SALISBURY – Later than usual, but well prepared, Livingstone College began classes on Thursday.
Chief Operating Officer Anthony Davis said if the college did not feel confident in its safety measures, it would not have invited students back to campus.
The college has taken on a litany of prevention measures as part of its re-entry plan. Everyone on campus, faculty, students and staff, were tested for COVID-19. The campus was also sanitized with electrostatic sprayers ahead of students arriving. An antimicrobial finish was applied to surfaces, and there are hand sanitizing stations throughout the campus, along with enhanced cleaning protocols and a mask requirement.
Davis is happy the college is able to have in-person classes at all and said the college saw some transfers from students who felt safer with the level of prevention measures at Livingstone.
Davis said it is especially important for the college to take on the additional protocols, which by and large exceed those of other nearby colleges and universities, because Livingstone is a historically Black college, and the African American community has been disproportionately impacted by COVID-19.
Davis described the campus as a masked community. Students who live on campus and arrived over the past week were tested before they moved into their rooms. The college wants to identify anyone who could be an asymptomatic spreader so it can stop people from unknowingly infecting others.
Putting it simply, Davis said the college wants to keep its students safe.
Senior SGA President and criminal justice major Carlee Patterson said she has been adjusting to the new normal. The most noticeable change is having to wear masks all the time. In her position, she feels she needs to make sure she is wearing a mask and modeling for other students.
SGA has had to adapt as well, moving its programming online using conferencing software like Zoom and leaning on the campus radio station more.
Patterson said she was still getting a quality education when students had to leave campus in the spring as her professors were teaching via Zoom and sharing screens much like they would in-person. One professor had a presentation in the background and she said it made her feel like she was still in the classroom.
When the college closed in the spring, she had to travel back to her home state of Connecticut, but she missed North Carolina.
“I feel like it is home for me,” Patterson said.
Classes at Livingstone are a mix of in-person, online and hybrid this semester.

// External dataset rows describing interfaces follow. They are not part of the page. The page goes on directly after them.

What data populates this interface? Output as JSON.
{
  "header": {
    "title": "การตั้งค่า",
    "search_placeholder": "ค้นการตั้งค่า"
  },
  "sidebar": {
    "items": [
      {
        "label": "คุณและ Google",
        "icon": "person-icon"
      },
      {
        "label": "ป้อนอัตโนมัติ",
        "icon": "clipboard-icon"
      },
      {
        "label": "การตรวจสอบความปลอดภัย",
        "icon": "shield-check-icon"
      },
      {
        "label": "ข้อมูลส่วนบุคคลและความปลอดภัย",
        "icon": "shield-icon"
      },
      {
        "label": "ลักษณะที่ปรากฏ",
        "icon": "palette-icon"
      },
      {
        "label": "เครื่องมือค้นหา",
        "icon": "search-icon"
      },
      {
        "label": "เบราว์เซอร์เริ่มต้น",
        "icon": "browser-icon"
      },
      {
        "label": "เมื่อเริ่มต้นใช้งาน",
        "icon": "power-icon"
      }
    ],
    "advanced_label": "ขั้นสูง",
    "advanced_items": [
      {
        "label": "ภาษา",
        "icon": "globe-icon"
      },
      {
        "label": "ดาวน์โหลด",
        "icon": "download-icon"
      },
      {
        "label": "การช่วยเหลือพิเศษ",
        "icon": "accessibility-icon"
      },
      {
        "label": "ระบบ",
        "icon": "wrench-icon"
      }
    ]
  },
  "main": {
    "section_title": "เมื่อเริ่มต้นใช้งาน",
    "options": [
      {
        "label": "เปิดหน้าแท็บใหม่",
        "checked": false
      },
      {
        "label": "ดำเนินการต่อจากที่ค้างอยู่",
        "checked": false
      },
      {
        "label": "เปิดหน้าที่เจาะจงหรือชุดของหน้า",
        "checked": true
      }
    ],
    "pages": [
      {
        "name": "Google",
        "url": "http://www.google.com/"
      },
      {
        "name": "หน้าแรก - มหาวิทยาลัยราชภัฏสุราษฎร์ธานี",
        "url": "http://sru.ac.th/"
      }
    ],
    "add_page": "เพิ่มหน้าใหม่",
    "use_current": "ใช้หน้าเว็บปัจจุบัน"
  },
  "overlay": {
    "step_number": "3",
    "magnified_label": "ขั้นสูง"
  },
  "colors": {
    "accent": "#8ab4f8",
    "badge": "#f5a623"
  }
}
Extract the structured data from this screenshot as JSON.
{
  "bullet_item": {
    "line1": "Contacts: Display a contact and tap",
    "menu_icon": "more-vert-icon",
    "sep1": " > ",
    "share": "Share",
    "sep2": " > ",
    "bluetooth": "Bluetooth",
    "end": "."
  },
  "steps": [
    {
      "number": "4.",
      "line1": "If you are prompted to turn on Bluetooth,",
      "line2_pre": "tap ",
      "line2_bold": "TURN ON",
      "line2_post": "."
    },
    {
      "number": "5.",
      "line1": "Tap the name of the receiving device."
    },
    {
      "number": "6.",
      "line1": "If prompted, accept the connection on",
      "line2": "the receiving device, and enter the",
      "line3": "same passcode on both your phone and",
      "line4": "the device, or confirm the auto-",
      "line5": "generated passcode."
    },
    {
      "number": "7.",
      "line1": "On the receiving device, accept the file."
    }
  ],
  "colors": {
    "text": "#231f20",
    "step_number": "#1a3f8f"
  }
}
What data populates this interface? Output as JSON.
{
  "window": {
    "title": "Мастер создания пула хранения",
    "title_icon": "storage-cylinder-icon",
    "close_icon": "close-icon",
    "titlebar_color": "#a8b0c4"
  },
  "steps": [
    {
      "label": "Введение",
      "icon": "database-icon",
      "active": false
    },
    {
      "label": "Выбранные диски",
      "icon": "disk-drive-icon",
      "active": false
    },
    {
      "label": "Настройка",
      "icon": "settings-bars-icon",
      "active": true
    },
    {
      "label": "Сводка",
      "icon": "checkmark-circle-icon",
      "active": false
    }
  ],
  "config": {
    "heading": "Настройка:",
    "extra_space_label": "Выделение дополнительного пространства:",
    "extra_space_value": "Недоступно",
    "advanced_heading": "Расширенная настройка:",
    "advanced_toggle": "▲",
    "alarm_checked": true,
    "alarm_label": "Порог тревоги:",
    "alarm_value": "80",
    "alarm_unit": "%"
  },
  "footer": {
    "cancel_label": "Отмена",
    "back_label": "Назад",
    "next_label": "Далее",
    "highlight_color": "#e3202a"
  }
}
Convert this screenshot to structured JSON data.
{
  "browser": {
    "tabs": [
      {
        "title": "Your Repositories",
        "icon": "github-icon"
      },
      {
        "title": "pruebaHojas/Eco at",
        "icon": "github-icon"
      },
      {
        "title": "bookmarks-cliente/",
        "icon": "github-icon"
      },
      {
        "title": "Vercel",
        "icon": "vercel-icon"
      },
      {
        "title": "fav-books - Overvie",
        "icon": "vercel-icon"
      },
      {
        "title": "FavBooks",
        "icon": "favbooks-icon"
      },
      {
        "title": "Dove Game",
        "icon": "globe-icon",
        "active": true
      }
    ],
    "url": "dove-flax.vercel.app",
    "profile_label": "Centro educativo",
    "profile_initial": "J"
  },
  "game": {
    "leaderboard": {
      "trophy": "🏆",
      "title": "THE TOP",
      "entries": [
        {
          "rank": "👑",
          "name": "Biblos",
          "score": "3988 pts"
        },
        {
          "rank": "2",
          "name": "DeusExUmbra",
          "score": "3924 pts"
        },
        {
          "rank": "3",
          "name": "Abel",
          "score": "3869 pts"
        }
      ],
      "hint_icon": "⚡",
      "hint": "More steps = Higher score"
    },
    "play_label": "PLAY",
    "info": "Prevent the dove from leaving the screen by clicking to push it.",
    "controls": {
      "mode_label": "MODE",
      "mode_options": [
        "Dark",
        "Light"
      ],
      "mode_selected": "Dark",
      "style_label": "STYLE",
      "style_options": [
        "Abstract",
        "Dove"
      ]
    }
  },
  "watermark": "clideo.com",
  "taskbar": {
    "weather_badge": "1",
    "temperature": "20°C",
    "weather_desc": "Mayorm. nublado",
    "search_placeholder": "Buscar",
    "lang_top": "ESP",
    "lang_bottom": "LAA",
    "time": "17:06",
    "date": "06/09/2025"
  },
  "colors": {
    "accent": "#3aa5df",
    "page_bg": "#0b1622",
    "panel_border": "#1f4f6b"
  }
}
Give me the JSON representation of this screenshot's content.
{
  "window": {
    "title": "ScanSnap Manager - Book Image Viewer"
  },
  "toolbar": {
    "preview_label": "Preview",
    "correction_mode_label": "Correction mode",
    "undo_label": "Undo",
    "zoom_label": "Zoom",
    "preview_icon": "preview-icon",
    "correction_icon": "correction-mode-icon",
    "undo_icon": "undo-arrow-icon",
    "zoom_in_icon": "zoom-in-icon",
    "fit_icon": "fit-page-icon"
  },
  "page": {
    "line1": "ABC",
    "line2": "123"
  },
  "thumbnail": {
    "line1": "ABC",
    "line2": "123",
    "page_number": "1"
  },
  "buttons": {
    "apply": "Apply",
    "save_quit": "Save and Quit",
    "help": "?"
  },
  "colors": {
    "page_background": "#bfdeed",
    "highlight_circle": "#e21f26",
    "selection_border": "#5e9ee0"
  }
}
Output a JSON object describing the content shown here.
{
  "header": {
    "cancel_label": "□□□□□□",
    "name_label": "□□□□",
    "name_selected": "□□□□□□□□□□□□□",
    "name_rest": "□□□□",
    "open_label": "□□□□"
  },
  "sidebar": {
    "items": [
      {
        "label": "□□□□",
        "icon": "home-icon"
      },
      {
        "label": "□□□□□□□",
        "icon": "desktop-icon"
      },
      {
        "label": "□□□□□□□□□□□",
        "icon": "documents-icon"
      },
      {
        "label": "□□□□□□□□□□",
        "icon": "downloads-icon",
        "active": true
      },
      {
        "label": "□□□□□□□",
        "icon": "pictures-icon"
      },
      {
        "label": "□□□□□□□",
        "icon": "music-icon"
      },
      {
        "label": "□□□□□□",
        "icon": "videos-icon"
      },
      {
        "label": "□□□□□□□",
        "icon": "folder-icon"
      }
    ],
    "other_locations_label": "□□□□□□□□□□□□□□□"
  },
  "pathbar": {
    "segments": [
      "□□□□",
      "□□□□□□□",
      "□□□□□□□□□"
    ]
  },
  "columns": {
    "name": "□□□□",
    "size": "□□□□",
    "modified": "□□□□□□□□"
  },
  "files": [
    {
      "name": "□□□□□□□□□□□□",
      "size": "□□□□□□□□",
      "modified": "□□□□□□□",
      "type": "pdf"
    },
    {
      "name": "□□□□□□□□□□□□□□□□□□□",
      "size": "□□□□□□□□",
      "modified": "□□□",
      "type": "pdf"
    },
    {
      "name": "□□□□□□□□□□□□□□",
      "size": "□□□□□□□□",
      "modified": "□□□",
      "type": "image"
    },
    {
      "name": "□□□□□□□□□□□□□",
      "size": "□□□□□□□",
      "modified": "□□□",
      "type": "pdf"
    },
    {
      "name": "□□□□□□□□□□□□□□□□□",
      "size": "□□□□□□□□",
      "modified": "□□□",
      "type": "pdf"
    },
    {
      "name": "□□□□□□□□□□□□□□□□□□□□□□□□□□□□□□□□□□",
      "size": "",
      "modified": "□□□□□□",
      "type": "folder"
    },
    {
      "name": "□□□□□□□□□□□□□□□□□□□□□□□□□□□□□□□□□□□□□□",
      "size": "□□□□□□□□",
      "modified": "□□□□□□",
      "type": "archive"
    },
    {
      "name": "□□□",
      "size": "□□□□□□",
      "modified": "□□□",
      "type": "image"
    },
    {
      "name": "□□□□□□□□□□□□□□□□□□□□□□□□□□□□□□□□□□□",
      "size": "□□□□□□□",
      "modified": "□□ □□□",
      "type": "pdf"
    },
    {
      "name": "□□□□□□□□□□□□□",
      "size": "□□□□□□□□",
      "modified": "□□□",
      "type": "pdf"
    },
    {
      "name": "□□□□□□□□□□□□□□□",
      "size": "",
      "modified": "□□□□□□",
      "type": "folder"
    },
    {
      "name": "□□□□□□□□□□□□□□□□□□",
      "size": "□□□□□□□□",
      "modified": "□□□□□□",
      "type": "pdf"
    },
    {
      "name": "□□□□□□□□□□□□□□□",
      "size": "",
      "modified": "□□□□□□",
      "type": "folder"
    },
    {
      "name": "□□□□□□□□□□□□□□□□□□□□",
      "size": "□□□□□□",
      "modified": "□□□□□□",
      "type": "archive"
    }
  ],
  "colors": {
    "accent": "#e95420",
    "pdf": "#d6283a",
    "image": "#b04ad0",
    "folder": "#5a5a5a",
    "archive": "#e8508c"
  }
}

Other institutions have made similar changes that allow them to reduce student density on campus. Patterson prefers being on campus and is glad to be back.
Jalen Robinson, a freshman who intends to major in business administration, had one in-person class and an online class on day one.
Robinson’s last year of high school was cut short in March, but he said the extra time off gave him time to prepare for college, hone his skills as a musician and learn more leadership skills at work.
He said he feels safe at Livingstone, and he never thought he would feel so secure on campus, adding that he thinks the college is doing a good job with its protocols. He lives on campus and spent his first few days at Livingstone seeing the campus, going through orientation, getting his room set up and socializing with social distance.